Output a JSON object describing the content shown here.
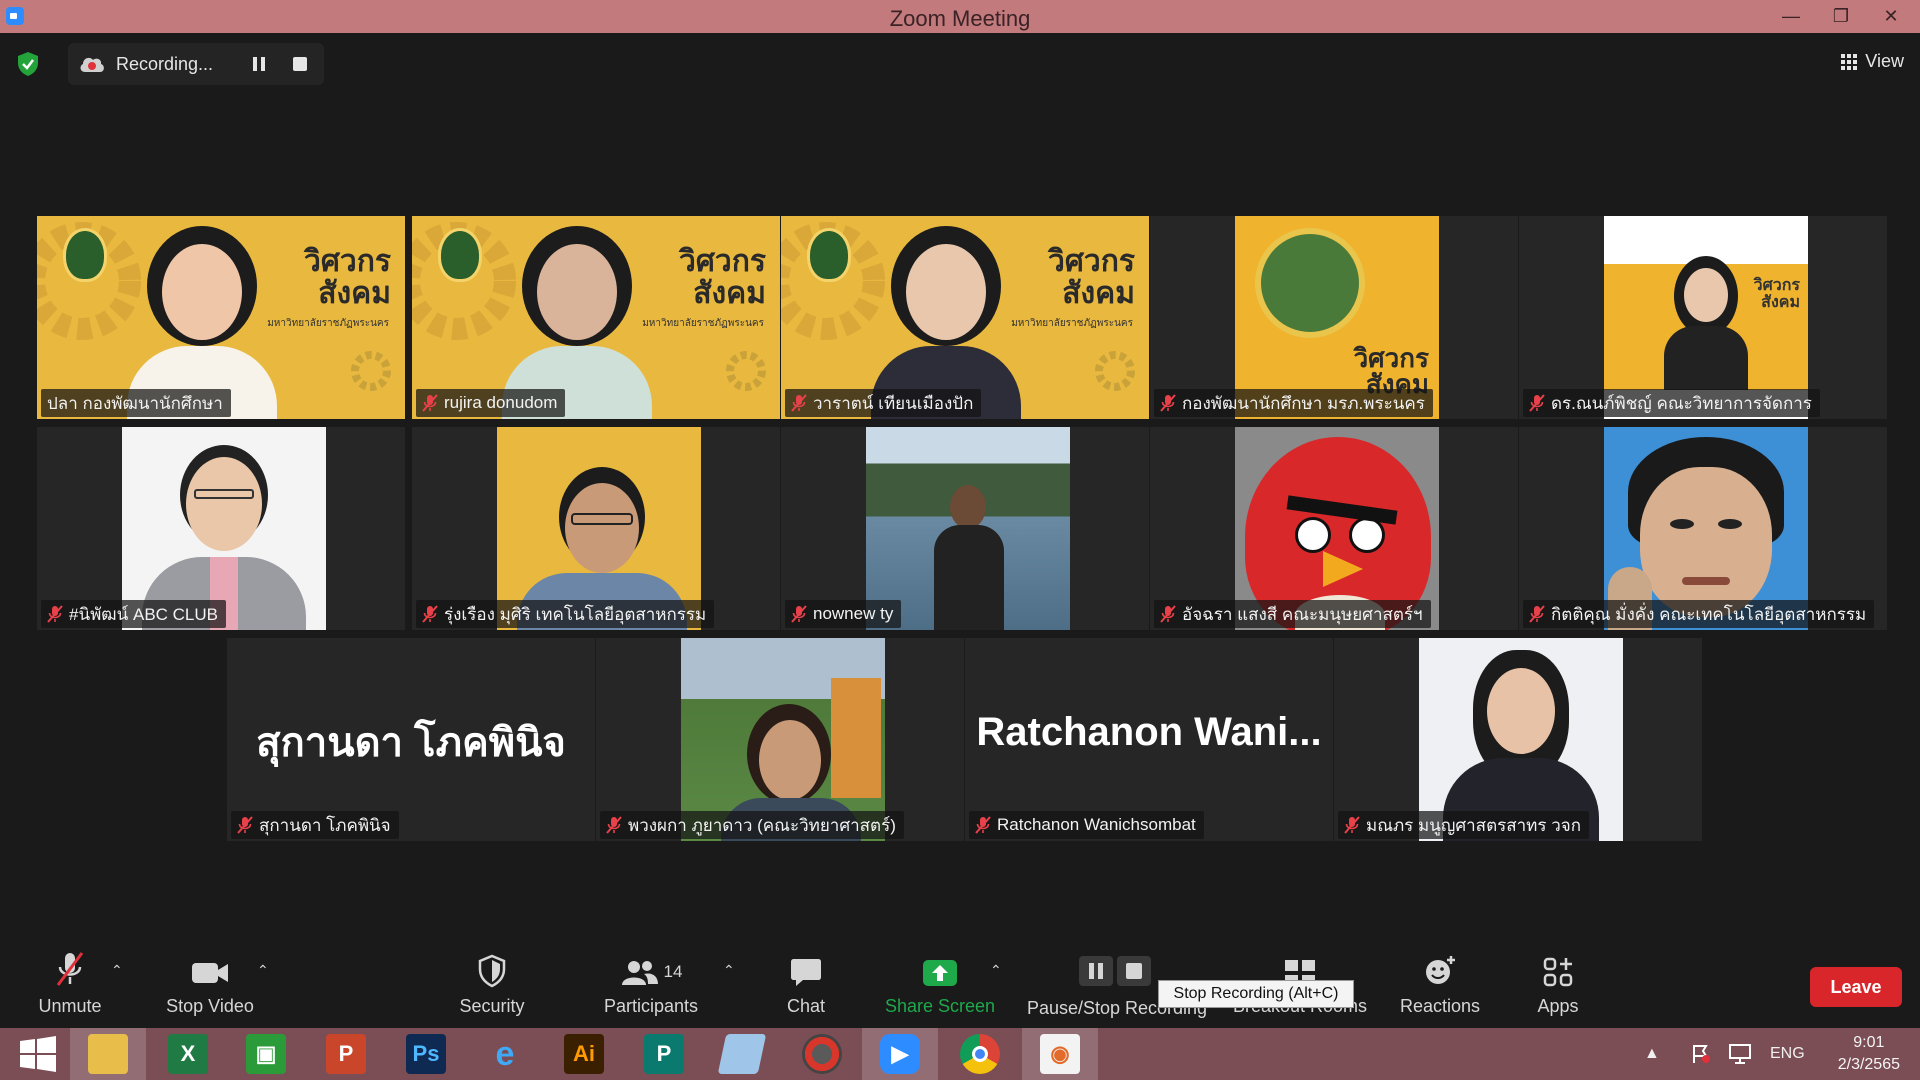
{
  "window": {
    "title": "Zoom Meeting"
  },
  "topbar": {
    "recording_label": "Recording...",
    "view_label": "View"
  },
  "participants": [
    {
      "name": "ปลา กองพัฒนานักศึกษา",
      "muted": false,
      "active": true,
      "kind": "banner"
    },
    {
      "name": "rujira donudom",
      "muted": true,
      "kind": "banner"
    },
    {
      "name": "วาราตน์ เทียนเมืองปัก",
      "muted": true,
      "kind": "banner"
    },
    {
      "name": "กองพัฒนานักศึกษา มรภ.พระนคร",
      "muted": true,
      "kind": "logo"
    },
    {
      "name": "ดร.ณนภ์พิชญ์ คณะวิทยาการจัดการ",
      "muted": true,
      "kind": "poster"
    },
    {
      "name": "#นิพัฒน์ ABC CLUB",
      "muted": true,
      "kind": "portrait"
    },
    {
      "name": "รุ่งเรือง มุศิริ เทคโนโลยีอุตสาหกรรม",
      "muted": true,
      "kind": "banner-man"
    },
    {
      "name": "nownew ty",
      "muted": true,
      "kind": "lake"
    },
    {
      "name": "อัจฉรา แสงสี คณะมนุษยศาสตร์ฯ",
      "muted": true,
      "kind": "bird"
    },
    {
      "name": "กิตติคุณ มั่งคั่ง คณะเทคโนโลยีอุตสาหกรรม",
      "muted": true,
      "kind": "drawing"
    },
    {
      "name": "สุกานดา โภคพินิจ",
      "muted": true,
      "kind": "text",
      "display": "สุกานดา โภคพินิจ"
    },
    {
      "name": "พวงผกา ภูยาดาว (คณะวิทยาศาสตร์)",
      "muted": true,
      "kind": "outdoor"
    },
    {
      "name": "Ratchanon Wanichsombat",
      "muted": true,
      "kind": "text",
      "display": "Ratchanon Wani..."
    },
    {
      "name": "มณภร มนูญศาสตรสาทร วจก",
      "muted": true,
      "kind": "woman"
    }
  ],
  "banner": {
    "title_top": "วิศวกร",
    "title_bottom": "สังคม",
    "subtitle": "มหาวิทยาลัยราชภัฏพระนคร"
  },
  "toolbar": {
    "unmute": "Unmute",
    "stop_video": "Stop Video",
    "security": "Security",
    "participants": "Participants",
    "participants_count": "14",
    "chat": "Chat",
    "share_screen": "Share Screen",
    "pause_stop_recording": "Pause/Stop Recording",
    "breakout_rooms": "Breakout Rooms",
    "reactions": "Reactions",
    "apps": "Apps",
    "leave": "Leave",
    "tooltip": "Stop Recording (Alt+C)"
  },
  "taskbar": {
    "apps": [
      "Start",
      "File Explorer",
      "Excel",
      "Store",
      "PowerPoint",
      "Photoshop",
      "Internet Explorer",
      "Illustrator",
      "Publisher",
      "Notes",
      "Photoscape",
      "Zoom",
      "Chrome",
      "Photos"
    ],
    "language": "ENG",
    "time": "9:01",
    "date": "2/3/2565"
  },
  "colors": {
    "active_speaker": "#b8e986",
    "share_green": "#1ea94b",
    "leave_red": "#d9262b",
    "titlebar": "#c27a7c",
    "taskbar": "#7b4d55"
  }
}
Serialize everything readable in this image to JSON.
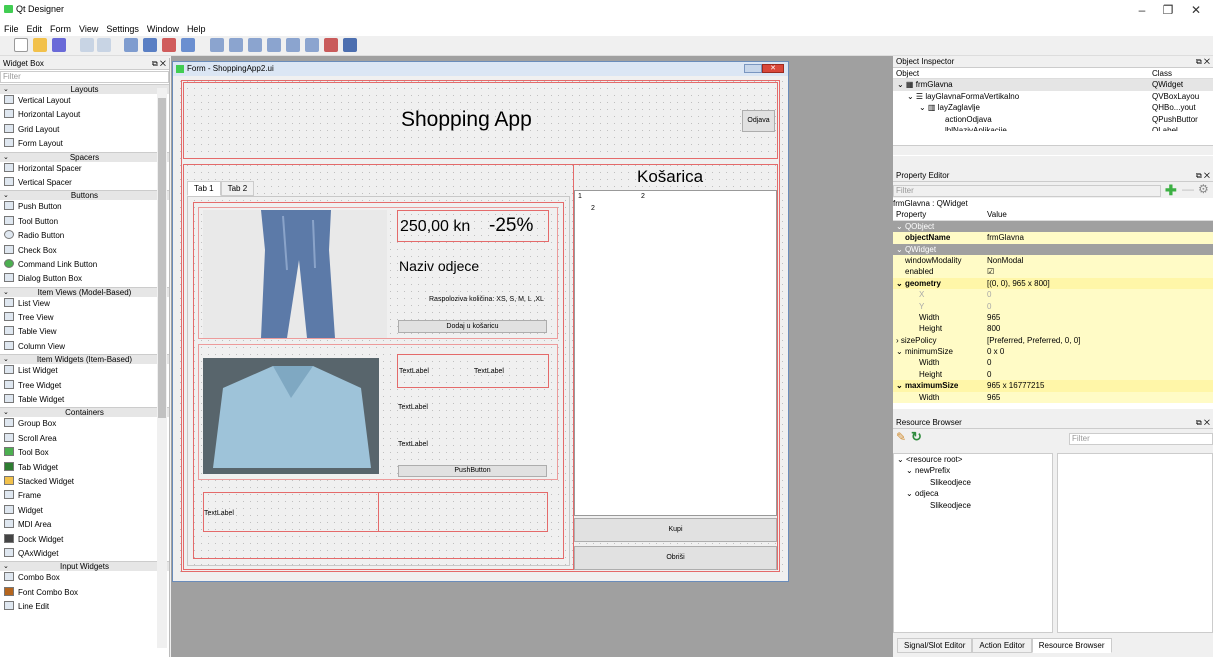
{
  "app": {
    "title": "Qt Designer"
  },
  "window_buttons": {
    "minimize": "–",
    "maximize": "❐",
    "close": "✕"
  },
  "menu": [
    "File",
    "Edit",
    "Form",
    "View",
    "Settings",
    "Window",
    "Help"
  ],
  "widget_box": {
    "title": "Widget Box",
    "filter_placeholder": "Filter",
    "categories": [
      {
        "name": "Layouts",
        "items": [
          "Vertical Layout",
          "Horizontal Layout",
          "Grid Layout",
          "Form Layout"
        ]
      },
      {
        "name": "Spacers",
        "items": [
          "Horizontal Spacer",
          "Vertical Spacer"
        ]
      },
      {
        "name": "Buttons",
        "items": [
          "Push Button",
          "Tool Button",
          "Radio Button",
          "Check Box",
          "Command Link Button",
          "Dialog Button Box"
        ]
      },
      {
        "name": "Item Views (Model-Based)",
        "items": [
          "List View",
          "Tree View",
          "Table View",
          "Column View"
        ]
      },
      {
        "name": "Item Widgets (Item-Based)",
        "items": [
          "List Widget",
          "Tree Widget",
          "Table Widget"
        ]
      },
      {
        "name": "Containers",
        "items": [
          "Group Box",
          "Scroll Area",
          "Tool Box",
          "Tab Widget",
          "Stacked Widget",
          "Frame",
          "Widget",
          "MDI Area",
          "Dock Widget",
          "QAxWidget"
        ]
      },
      {
        "name": "Input Widgets",
        "items": [
          "Combo Box",
          "Font Combo Box",
          "Line Edit"
        ]
      }
    ]
  },
  "form": {
    "window_title": "Form - ShoppingApp2.ui",
    "header_title": "Shopping App",
    "logout_button": "Odjava",
    "tabs": [
      "Tab 1",
      "Tab 2"
    ],
    "item1": {
      "price": "250,00 kn",
      "discount": "-25%",
      "name": "Naziv odjece",
      "sizes": "Raspoloziva količina: XS, S, M, L ,XL",
      "add_button": "Dodaj u košaricu"
    },
    "item2": {
      "label1": "TextLabel",
      "label2": "TextLabel",
      "label3": "TextLabel",
      "label4": "TextLabel",
      "button": "PushButton"
    },
    "item3": {
      "label": "TextLabel"
    },
    "cart": {
      "title": "Košarica",
      "list_col1": "1",
      "list_col2": "2",
      "list_row": "2",
      "buy_button": "Kupi",
      "delete_button": "Obriši"
    }
  },
  "object_inspector": {
    "title": "Object Inspector",
    "col_object": "Object",
    "col_class": "Class",
    "rows": [
      {
        "name": "frmGlavna",
        "cls": "QWidget"
      },
      {
        "name": "layGlavnaFormaVertikalno",
        "cls": "QVBoxLayou"
      },
      {
        "name": "layZaglavlje",
        "cls": "QHBo...yout"
      },
      {
        "name": "actionOdjava",
        "cls": "QPushButtor"
      },
      {
        "name": "lblNazivAplikacije",
        "cls": "QLabel"
      }
    ]
  },
  "property_editor": {
    "title": "Property Editor",
    "filter_placeholder": "Filter",
    "context": "frmGlavna : QWidget",
    "col_property": "Property",
    "col_value": "Value",
    "rows": [
      {
        "p": "QObject",
        "v": ""
      },
      {
        "p": "objectName",
        "v": "frmGlavna"
      },
      {
        "p": "QWidget",
        "v": ""
      },
      {
        "p": "windowModality",
        "v": "NonModal"
      },
      {
        "p": "enabled",
        "v": "☑"
      },
      {
        "p": "geometry",
        "v": "[(0, 0), 965 x 800]"
      },
      {
        "p": "X",
        "v": "0"
      },
      {
        "p": "Y",
        "v": "0"
      },
      {
        "p": "Width",
        "v": "965"
      },
      {
        "p": "Height",
        "v": "800"
      },
      {
        "p": "sizePolicy",
        "v": "[Preferred, Preferred, 0, 0]"
      },
      {
        "p": "minimumSize",
        "v": "0 x 0"
      },
      {
        "p": "Width",
        "v": "0"
      },
      {
        "p": "Height",
        "v": "0"
      },
      {
        "p": "maximumSize",
        "v": "965 x 16777215"
      },
      {
        "p": "Width",
        "v": "965"
      }
    ]
  },
  "resource_browser": {
    "title": "Resource Browser",
    "filter_placeholder": "Filter",
    "tree": [
      "<resource root>",
      "newPrefix",
      "Slikeodjece",
      "odjeca",
      "Slikeodjece"
    ],
    "bottom_tabs": [
      "Signal/Slot Editor",
      "Action Editor",
      "Resource Browser"
    ]
  }
}
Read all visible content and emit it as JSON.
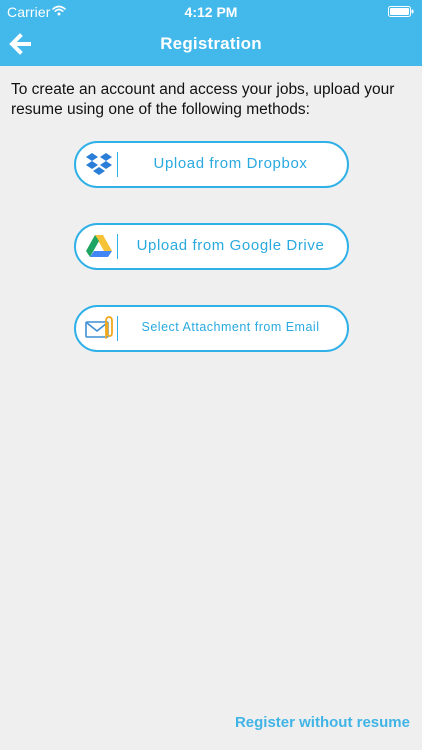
{
  "status_bar": {
    "carrier": "Carrier",
    "time": "4:12 PM"
  },
  "nav": {
    "title": "Registration",
    "back_icon": "arrow-left-icon"
  },
  "instructions": "To create an account and access your jobs, upload your resume using one of the following methods:",
  "upload_options": [
    {
      "label": "Upload from Dropbox",
      "icon": "dropbox-icon"
    },
    {
      "label": "Upload from Google Drive",
      "icon": "google-drive-icon"
    },
    {
      "label": "Select Attachment from Email",
      "icon": "email-attachment-icon"
    }
  ],
  "footer": {
    "register_label": "Register without resume"
  },
  "colors": {
    "header": "#43b8ea",
    "accent": "#2fb0e7",
    "background": "#efeff0"
  }
}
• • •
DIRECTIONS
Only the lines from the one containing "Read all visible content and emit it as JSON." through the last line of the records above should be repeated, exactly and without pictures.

YOUR SOLUTION
Read all visible content and emit it as JSON.
{
  "status_bar": {
    "carrier": "Carrier",
    "time": "4:12 PM"
  },
  "nav": {
    "title": "Registration",
    "back_icon": "arrow-left-icon"
  },
  "instructions": "To create an account and access your jobs, upload your resume using one of the following methods:",
  "upload_options": [
    {
      "label": "Upload from Dropbox",
      "icon": "dropbox-icon"
    },
    {
      "label": "Upload from Google Drive",
      "icon": "google-drive-icon"
    },
    {
      "label": "Select Attachment from Email",
      "icon": "email-attachment-icon"
    }
  ],
  "footer": {
    "register_label": "Register without resume"
  },
  "colors": {
    "header": "#43b8ea",
    "accent": "#2fb0e7",
    "background": "#efeff0"
  }
}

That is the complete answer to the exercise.